__WHAT THE TASK ASKS__
Nothing in the data may be altered; restate all of it exactly.

(Dataset excerpts)
☆ ☆ ☆ ☆
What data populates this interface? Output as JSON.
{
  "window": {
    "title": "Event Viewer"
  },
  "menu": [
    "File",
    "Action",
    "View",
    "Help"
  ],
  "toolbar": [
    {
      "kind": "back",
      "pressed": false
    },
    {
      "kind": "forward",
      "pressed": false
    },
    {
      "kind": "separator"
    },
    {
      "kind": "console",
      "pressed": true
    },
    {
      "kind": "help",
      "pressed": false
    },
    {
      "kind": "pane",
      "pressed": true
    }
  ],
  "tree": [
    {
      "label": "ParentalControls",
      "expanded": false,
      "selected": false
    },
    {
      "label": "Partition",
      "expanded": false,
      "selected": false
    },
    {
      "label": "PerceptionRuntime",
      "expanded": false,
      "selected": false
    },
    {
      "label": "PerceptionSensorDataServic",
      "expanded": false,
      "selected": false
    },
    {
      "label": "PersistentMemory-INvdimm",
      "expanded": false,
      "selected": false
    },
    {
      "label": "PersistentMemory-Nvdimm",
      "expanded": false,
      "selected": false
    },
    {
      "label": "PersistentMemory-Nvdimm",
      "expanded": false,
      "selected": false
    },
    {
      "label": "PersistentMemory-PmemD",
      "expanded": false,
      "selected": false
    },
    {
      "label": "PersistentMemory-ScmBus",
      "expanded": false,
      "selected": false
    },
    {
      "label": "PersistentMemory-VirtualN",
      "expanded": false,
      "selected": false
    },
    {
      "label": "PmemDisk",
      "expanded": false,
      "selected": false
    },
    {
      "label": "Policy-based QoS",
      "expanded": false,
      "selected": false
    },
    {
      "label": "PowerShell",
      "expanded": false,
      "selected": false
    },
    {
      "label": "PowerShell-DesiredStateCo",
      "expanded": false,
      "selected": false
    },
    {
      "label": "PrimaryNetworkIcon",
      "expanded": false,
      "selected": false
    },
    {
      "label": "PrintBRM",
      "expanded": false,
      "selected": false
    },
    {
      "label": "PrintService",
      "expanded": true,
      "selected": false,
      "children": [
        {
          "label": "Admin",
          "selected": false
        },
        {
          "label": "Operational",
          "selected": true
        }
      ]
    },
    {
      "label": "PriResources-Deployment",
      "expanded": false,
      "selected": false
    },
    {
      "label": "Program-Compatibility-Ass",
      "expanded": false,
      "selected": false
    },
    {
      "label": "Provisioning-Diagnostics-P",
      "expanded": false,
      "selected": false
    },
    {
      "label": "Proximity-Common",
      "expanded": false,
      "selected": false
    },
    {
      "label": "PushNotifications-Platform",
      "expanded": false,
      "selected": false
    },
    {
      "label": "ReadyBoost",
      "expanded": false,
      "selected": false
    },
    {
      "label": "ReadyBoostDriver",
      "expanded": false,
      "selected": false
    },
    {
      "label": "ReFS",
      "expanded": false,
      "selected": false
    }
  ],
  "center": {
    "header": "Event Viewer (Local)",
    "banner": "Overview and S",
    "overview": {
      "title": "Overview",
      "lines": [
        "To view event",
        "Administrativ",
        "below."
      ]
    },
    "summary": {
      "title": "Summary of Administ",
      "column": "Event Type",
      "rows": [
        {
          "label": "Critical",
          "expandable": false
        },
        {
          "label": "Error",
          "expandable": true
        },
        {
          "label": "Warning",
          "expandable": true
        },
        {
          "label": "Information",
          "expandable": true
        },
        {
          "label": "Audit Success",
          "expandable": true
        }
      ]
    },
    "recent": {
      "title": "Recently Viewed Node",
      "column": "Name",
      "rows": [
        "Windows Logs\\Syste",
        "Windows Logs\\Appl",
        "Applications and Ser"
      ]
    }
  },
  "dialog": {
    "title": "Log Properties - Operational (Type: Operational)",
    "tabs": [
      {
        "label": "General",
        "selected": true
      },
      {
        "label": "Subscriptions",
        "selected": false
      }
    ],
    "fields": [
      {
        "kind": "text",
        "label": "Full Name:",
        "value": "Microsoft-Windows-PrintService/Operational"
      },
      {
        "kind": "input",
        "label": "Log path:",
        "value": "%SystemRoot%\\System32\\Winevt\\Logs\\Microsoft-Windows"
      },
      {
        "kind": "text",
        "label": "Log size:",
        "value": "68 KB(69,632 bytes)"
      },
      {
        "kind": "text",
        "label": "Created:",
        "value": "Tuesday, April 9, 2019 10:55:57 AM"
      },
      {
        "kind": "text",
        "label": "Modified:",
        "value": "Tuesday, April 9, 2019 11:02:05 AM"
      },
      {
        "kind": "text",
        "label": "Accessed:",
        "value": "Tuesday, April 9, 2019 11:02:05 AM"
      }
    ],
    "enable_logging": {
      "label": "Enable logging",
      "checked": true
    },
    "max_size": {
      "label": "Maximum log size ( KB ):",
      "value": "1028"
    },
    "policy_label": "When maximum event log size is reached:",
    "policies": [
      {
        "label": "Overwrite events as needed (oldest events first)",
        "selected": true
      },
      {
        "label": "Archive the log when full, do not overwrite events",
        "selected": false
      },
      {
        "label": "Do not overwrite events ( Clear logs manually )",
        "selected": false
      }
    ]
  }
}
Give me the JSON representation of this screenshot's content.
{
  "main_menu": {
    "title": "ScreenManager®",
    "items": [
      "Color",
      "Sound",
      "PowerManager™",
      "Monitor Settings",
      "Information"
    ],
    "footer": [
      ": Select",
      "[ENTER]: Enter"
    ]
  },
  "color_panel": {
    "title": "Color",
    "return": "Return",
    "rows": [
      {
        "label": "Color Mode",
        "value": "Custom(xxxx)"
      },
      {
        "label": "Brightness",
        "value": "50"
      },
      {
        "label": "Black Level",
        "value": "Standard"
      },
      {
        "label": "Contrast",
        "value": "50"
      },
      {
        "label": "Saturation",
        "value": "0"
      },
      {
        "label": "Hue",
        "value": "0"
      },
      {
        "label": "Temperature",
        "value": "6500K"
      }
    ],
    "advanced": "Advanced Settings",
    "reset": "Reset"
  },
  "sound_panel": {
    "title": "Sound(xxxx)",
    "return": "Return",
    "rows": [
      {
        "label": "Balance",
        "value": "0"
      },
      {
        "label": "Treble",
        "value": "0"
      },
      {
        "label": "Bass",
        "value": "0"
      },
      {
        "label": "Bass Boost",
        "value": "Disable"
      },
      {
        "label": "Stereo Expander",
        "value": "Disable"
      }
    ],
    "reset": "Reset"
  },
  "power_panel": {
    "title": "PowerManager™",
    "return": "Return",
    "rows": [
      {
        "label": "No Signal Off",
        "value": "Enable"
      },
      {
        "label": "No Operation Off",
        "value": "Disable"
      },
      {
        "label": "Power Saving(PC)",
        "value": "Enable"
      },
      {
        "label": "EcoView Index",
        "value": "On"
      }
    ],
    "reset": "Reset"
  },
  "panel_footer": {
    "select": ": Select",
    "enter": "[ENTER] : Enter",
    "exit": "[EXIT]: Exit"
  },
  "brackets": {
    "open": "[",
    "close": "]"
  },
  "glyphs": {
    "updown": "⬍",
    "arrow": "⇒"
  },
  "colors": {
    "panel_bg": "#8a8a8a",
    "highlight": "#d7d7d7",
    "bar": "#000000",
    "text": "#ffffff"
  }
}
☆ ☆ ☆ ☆
__EXERCISE ANSWER__
What data populates this interface? Output as JSON.
{
  "window": {
    "title": "Event Viewer"
  },
  "menu": [
    "File",
    "Action",
    "View",
    "Help"
  ],
  "toolbar": [
    {
      "kind": "back",
      "pressed": false
    },
    {
      "kind": "forward",
      "pressed": false
    },
    {
      "kind": "separator"
    },
    {
      "kind": "console",
      "pressed": true
    },
    {
      "kind": "help",
      "pressed": false
    },
    {
      "kind": "pane",
      "pressed": true
    }
  ],
  "tree": [
    {
      "label": "ParentalControls",
      "expanded": false,
      "selected": false
    },
    {
      "label": "Partition",
      "expanded": false,
      "selected": false
    },
    {
      "label": "PerceptionRuntime",
      "expanded": false,
      "selected": false
    },
    {
      "label": "PerceptionSensorDataServic",
      "expanded": false,
      "selected": false
    },
    {
      "label": "PersistentMemory-INvdimm",
      "expanded": false,
      "selected": false
    },
    {
      "label": "PersistentMemory-Nvdimm",
      "expanded": false,
      "selected": false
    },
    {
      "label": "PersistentMemory-Nvdimm",
      "expanded": false,
      "selected": false
    },
    {
      "label": "PersistentMemory-PmemD",
      "expanded": false,
      "selected": false
    },
    {
      "label": "PersistentMemory-ScmBus",
      "expanded": false,
      "selected": false
    },
    {
      "label": "PersistentMemory-VirtualN",
      "expanded": false,
      "selected": false
    },
    {
      "label": "PmemDisk",
      "expanded": false,
      "selected": false
    },
    {
      "label": "Policy-based QoS",
      "expanded": false,
      "selected": false
    },
    {
      "label": "PowerShell",
      "expanded": false,
      "selected": false
    },
    {
      "label": "PowerShell-DesiredStateCo",
      "expanded": false,
      "selected": false
    },
    {
      "label": "PrimaryNetworkIcon",
      "expanded": false,
      "selected": false
    },
    {
      "label": "PrintBRM",
      "expanded": false,
      "selected": false
    },
    {
      "label": "PrintService",
      "expanded": true,
      "selected": false,
      "children": [
        {
          "label": "Admin",
          "selected": false
        },
        {
          "label": "Operational",
          "selected": true
        }
      ]
    },
    {
      "label": "PriResources-Deployment",
      "expanded": false,
      "selected": false
    },
    {
      "label": "Program-Compatibility-Ass",
      "expanded": false,
      "selected": false
    },
    {
      "label": "Provisioning-Diagnostics-P",
      "expanded": false,
      "selected": false
    },
    {
      "label": "Proximity-Common",
      "expanded": false,
      "selected": false
    },
    {
      "label": "PushNotifications-Platform",
      "expanded": false,
      "selected": false
    },
    {
      "label": "ReadyBoost",
      "expanded": false,
      "selected": false
    },
    {
      "label": "ReadyBoostDriver",
      "expanded": false,
      "selected": false
    },
    {
      "label": "ReFS",
      "expanded": false,
      "selected": false
    }
  ],
  "center": {
    "header": "Event Viewer (Local)",
    "banner": "Overview and S",
    "overview": {
      "title": "Overview",
      "lines": [
        "To view event",
        "Administrativ",
        "below."
      ]
    },
    "summary": {
      "title": "Summary of Administ",
      "column": "Event Type",
      "rows": [
        {
          "label": "Critical",
          "expandable": false
        },
        {
          "label": "Error",
          "expandable": true
        },
        {
          "label": "Warning",
          "expandable": true
        },
        {
          "label": "Information",
          "expandable": true
        },
        {
          "label": "Audit Success",
          "expandable": true
        }
      ]
    },
    "recent": {
      "title": "Recently Viewed Node",
      "column": "Name",
      "rows": [
        "Windows Logs\\Syste",
        "Windows Logs\\Appl",
        "Applications and Ser"
      ]
    }
  },
  "dialog": {
    "title": "Log Properties - Operational (Type: Operational)",
    "tabs": [
      {
        "label": "General",
        "selected": true
      },
      {
        "label": "Subscriptions",
        "selected": false
      }
    ],
    "fields": [
      {
        "kind": "text",
        "label": "Full Name:",
        "value": "Microsoft-Windows-PrintService/Operational"
      },
      {
        "kind": "input",
        "label": "Log path:",
        "value": "%SystemRoot%\\System32\\Winevt\\Logs\\Microsoft-Windows"
      },
      {
        "kind": "text",
        "label": "Log size:",
        "value": "68 KB(69,632 bytes)"
      },
      {
        "kind": "text",
        "label": "Created:",
        "value": "Tuesday, April 9, 2019 10:55:57 AM"
      },
      {
        "kind": "text",
        "label": "Modified:",
        "value": "Tuesday, April 9, 2019 11:02:05 AM"
      },
      {
        "kind": "text",
        "label": "Accessed:",
        "value": "Tuesday, April 9, 2019 11:02:05 AM"
      }
    ],
    "enable_logging": {
      "label": "Enable logging",
      "checked": true
    },
    "max_size": {
      "label": "Maximum log size ( KB ):",
      "value": "1028"
    },
    "policy_label": "When maximum event log size is reached:",
    "policies": [
      {
        "label": "Overwrite events as needed (oldest events first)",
        "selected": true
      },
      {
        "label": "Archive the log when full, do not overwrite events",
        "selected": false
      },
      {
        "label": "Do not overwrite events ( Clear logs manually )",
        "selected": false
      }
    ]
  }
}
Give me the JSON representation of this screenshot's content.
{
  "main_menu": {
    "title": "ScreenManager®",
    "items": [
      "Color",
      "Sound",
      "PowerManager™",
      "Monitor Settings",
      "Information"
    ],
    "footer": [
      ": Select",
      "[ENTER]: Enter"
    ]
  },
  "color_panel": {
    "title": "Color",
    "return": "Return",
    "rows": [
      {
        "label": "Color Mode",
        "value": "Custom(xxxx)"
      },
      {
        "label": "Brightness",
        "value": "50"
      },
      {
        "label": "Black Level",
        "value": "Standard"
      },
      {
        "label": "Contrast",
        "value": "50"
      },
      {
        "label": "Saturation",
        "value": "0"
      },
      {
        "label": "Hue",
        "value": "0"
      },
      {
        "label": "Temperature",
        "value": "6500K"
      }
    ],
    "advanced": "Advanced Settings",
    "reset": "Reset"
  },
  "sound_panel": {
    "title": "Sound(xxxx)",
    "return": "Return",
    "rows": [
      {
        "label": "Balance",
        "value": "0"
      },
      {
        "label": "Treble",
        "value": "0"
      },
      {
        "label": "Bass",
        "value": "0"
      },
      {
        "label": "Bass Boost",
        "value": "Disable"
      },
      {
        "label": "Stereo Expander",
        "value": "Disable"
      }
    ],
    "reset": "Reset"
  },
  "power_panel": {
    "title": "PowerManager™",
    "return": "Return",
    "rows": [
      {
        "label": "No Signal Off",
        "value": "Enable"
      },
      {
        "label": "No Operation Off",
        "value": "Disable"
      },
      {
        "label": "Power Saving(PC)",
        "value": "Enable"
      },
      {
        "label": "EcoView Index",
        "value": "On"
      }
    ],
    "reset": "Reset"
  },
  "panel_footer": {
    "select": ": Select",
    "enter": "[ENTER] : Enter",
    "exit": "[EXIT]: Exit"
  },
  "brackets": {
    "open": "[",
    "close": "]"
  },
  "glyphs": {
    "updown": "⬍",
    "arrow": "⇒"
  },
  "colors": {
    "panel_bg": "#8a8a8a",
    "highlight": "#d7d7d7",
    "bar": "#000000",
    "text": "#ffffff"
  }
}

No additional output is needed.